Pure Bone Gristle: Prodigy
Mobb Deep MC falls into Soul Rebels’ second line
By Kahron Spearman,
11:59AM, Thu. Sep. 18, 2014
Famous for his gritty street persona, Prodigy put his stamp on rap beginning in the early Nineties, with hyperreal, often controversial commentary. The Queensbridge, New York, MC swings back locally after an April date at the Parish with his day job, Mobb Deep. This time he guests with soul/jazz/funk New Orleans brass tacks the Soul Rebels at Emo’s Friday.
Austin Chronicle: Who were your idols growing up?
Prodigy: Run DMC, Big Daddy Kane, Rakim, LL Cool J, Kool G Rap. KRS-One, Public Enemy. Especially [them]. They were real political, rebellious. I was really feeling that. I was like, “These dudes really don’t care. They just gonna speak their minds.”
AC: In a recent interview, Childish Gambino made comments about how rap was missing its sociopolitical nature.
P: Yeah, it’s definitely missing. It’s there, though, but not a lot. I’m kinda glad a lot of people aren’t doing that – because that’s what I do [laughs]. You have people that that’s all they do. That’s all they rap about, but never had that mainstream success.
It’s a weird, fine line you have to walk – when you try to touch all topics of music. You can have some conscious rappers, [but] street kids ain’t hearing that. Then, you have that hardcore, straight [ignorant] rap, and the conscious crowd is saying, “That’s too ignorant for me.”
How do you make music that captures everybody’s attention? That’s what I want to do.
AC: Only other person that pops in my head right now is probably Kendrick Lamar.
P: Exactly, that’s a perfect example of somebody that does that. It makes you think about artists like Tupac, who was another example. It’s difficult to not lose yourself, in doing that, and also [not] lose your audience.
AC: There’s no room for error.
P: Exactly. You have to be real careful how you approach the songs. I’ve had times where some of my lyrics offended people. They’re just going off the surface, and not thinking deep into what I’m saying. The song’s only two or three minutes – you’ve got to get your point across.
AC: People had a lot to say about your thoughts on the Illuminati. You’d already touched on it, though, so it wasn’t a stretch.
P: It was kind of an old subject I’d been talking about it since ’96, ’97. As time went on, and people learned more about it, I could talk more about it.
AC: You recently did a track with Your Old Droog. You have A$AP Mob and Pro Era, with Joey Bada$$. How do you feel about these kids carrying that Nineties, golden era torch?
P: I like how A$AP Mob did it. They came with their own style, fashion, sound, beats, the way they rap. But at the same time, they have on a Death Row hat or a Dipset shirt. They do it in a unique way. Joey Bada$$ is dope too – the beats he chooses and the way he raps.

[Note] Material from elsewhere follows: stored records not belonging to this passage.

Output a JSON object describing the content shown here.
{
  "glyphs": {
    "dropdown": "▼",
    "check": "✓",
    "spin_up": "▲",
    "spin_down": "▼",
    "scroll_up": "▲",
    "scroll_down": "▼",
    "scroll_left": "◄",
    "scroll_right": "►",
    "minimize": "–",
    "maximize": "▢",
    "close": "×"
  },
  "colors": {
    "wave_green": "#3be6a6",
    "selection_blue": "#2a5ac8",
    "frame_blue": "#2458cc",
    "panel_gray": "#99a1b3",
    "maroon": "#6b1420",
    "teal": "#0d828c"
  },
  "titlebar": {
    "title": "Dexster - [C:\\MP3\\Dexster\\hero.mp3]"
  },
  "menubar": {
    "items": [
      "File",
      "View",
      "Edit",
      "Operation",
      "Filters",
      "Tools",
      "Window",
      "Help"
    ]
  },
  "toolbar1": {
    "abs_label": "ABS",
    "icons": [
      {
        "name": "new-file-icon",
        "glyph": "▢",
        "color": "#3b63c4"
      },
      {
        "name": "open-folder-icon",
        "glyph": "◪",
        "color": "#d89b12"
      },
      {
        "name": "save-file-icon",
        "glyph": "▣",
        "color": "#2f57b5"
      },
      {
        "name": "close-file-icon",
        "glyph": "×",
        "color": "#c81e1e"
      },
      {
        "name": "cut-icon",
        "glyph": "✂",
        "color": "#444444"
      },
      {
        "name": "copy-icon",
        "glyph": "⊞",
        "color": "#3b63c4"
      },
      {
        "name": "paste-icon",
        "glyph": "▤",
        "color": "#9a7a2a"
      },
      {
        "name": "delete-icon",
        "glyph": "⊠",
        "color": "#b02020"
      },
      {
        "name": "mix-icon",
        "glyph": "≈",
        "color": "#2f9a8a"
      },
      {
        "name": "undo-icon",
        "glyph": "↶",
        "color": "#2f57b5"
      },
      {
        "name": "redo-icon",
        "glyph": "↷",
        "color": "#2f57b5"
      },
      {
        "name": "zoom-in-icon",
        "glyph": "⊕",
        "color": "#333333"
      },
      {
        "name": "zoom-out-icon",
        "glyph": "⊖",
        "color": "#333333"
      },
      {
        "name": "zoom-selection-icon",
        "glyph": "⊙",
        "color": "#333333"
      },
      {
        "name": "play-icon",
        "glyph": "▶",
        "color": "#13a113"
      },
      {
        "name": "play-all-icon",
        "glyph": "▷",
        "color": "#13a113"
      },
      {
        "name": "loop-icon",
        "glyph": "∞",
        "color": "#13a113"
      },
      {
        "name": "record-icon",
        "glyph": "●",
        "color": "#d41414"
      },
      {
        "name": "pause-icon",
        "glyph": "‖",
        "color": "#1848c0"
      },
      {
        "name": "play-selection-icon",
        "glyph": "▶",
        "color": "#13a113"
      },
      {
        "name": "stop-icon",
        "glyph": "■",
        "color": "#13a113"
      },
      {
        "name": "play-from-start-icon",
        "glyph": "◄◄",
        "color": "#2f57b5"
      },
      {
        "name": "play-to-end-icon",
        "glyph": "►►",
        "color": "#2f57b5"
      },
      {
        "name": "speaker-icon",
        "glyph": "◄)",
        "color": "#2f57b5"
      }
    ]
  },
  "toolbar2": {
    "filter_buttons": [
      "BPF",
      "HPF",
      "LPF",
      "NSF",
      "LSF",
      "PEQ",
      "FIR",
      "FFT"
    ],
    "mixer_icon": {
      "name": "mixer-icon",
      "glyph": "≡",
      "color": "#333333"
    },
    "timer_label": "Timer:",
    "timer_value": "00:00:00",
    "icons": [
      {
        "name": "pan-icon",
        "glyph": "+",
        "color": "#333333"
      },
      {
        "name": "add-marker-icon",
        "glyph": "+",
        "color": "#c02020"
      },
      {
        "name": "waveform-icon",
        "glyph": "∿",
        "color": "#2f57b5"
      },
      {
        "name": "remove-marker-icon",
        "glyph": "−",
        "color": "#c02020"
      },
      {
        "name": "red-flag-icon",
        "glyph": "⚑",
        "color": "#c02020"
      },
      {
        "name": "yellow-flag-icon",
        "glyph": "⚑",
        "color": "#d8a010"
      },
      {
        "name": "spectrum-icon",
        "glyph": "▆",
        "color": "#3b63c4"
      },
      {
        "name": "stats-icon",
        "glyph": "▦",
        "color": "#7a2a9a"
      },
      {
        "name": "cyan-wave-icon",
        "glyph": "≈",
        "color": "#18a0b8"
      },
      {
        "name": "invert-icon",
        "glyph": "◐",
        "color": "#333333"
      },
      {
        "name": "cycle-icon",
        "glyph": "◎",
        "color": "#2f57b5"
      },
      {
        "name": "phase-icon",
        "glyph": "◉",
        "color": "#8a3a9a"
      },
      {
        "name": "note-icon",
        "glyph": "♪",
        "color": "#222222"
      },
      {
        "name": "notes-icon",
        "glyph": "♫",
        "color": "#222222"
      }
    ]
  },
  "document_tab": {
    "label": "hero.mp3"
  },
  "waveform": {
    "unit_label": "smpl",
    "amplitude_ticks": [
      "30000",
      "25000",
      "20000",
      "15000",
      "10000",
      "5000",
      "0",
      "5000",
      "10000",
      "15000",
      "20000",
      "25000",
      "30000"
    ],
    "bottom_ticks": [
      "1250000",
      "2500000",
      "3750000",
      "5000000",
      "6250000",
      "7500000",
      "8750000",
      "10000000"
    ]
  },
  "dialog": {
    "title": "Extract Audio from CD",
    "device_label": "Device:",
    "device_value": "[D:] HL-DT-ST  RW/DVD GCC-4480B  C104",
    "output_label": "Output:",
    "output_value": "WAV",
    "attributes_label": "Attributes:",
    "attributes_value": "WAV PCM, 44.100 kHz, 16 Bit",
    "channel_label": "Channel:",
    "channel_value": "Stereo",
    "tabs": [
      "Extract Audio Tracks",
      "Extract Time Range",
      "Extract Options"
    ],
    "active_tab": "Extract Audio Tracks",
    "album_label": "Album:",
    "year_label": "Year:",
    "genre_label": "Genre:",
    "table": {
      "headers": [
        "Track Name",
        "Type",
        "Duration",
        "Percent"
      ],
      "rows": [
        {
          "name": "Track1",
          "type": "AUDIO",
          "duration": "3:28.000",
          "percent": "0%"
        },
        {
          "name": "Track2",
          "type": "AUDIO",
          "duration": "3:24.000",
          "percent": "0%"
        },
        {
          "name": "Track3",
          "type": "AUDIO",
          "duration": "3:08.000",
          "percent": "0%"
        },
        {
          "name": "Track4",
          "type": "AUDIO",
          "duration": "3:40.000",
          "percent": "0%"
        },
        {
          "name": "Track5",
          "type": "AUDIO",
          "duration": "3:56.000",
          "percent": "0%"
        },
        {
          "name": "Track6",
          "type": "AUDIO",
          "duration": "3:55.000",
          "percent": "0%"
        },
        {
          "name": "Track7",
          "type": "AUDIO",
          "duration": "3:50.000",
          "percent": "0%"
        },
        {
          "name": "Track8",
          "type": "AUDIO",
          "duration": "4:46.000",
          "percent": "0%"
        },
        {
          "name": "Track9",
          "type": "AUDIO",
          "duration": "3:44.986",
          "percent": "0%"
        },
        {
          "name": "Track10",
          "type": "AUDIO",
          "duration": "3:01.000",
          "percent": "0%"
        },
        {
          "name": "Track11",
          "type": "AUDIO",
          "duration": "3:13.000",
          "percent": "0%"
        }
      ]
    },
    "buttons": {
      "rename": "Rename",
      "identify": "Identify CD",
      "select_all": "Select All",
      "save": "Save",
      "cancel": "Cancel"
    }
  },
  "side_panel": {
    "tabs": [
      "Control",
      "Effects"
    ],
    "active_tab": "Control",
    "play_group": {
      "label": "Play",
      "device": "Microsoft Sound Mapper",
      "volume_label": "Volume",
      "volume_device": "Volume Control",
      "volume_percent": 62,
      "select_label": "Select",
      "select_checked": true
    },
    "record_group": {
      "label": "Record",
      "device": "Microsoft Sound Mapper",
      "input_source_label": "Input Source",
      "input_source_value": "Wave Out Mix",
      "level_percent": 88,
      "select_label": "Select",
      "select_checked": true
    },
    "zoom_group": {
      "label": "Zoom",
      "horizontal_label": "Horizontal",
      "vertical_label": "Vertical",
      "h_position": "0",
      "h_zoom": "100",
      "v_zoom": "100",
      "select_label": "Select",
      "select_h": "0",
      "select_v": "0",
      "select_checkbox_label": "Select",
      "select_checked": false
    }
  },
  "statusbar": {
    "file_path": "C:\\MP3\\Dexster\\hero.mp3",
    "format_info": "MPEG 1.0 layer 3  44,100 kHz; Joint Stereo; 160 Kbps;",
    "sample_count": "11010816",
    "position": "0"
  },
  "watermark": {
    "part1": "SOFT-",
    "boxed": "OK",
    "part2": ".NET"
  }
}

AC: Your friendship with the Alchemist has been widely noted. You have a natural synergy that creates great performances. How is it working with him?
P: I think Al’s style of beats is really unique. He’s locked into a certain, particular sound, and he sticks with it. He sticks to his guns, no matter what’s popular on the radio, or the clubs, or what’s selling records. Al will tell me. Al will sit me down, like, “Yo, what the fuck are you doing, man? You gotta keep it like this.” He’s a purist to the bone gristle.
AC: You’re working with the Soul Rebels here in Austin. Is the live experience something you’re interested in? Maybe something similar to Ghostface and Adrian Younge?
P: I actually worked with Adrian Younge on the Albert Einstein album. He co-produced one of the songs with Action Bronson, called “The One.” He came to the studio with me and Al, and was like, “Here,” and gave us all his sounds for the records he did with Delfonics, Ghostface. He just gave us all the sounds and said, “Sample me.”
The Soul Rebels are a unique band, with all the horns. I’ve done a bunch of shows with them already.
AC: Any new music on the way?
P: Definitely. Me and Al working on a new album. I’m working on a solo album, with Havoc producing the whole thing. Of course, we’re also working on Mobb Deep all the time.
AC: What does success mean for you in 2014?
P: For me, success is making projects, like albums, that have meaning to me, and my circle of people. That’s success. Owning my label, owning my masters, and making music that makes me feel good.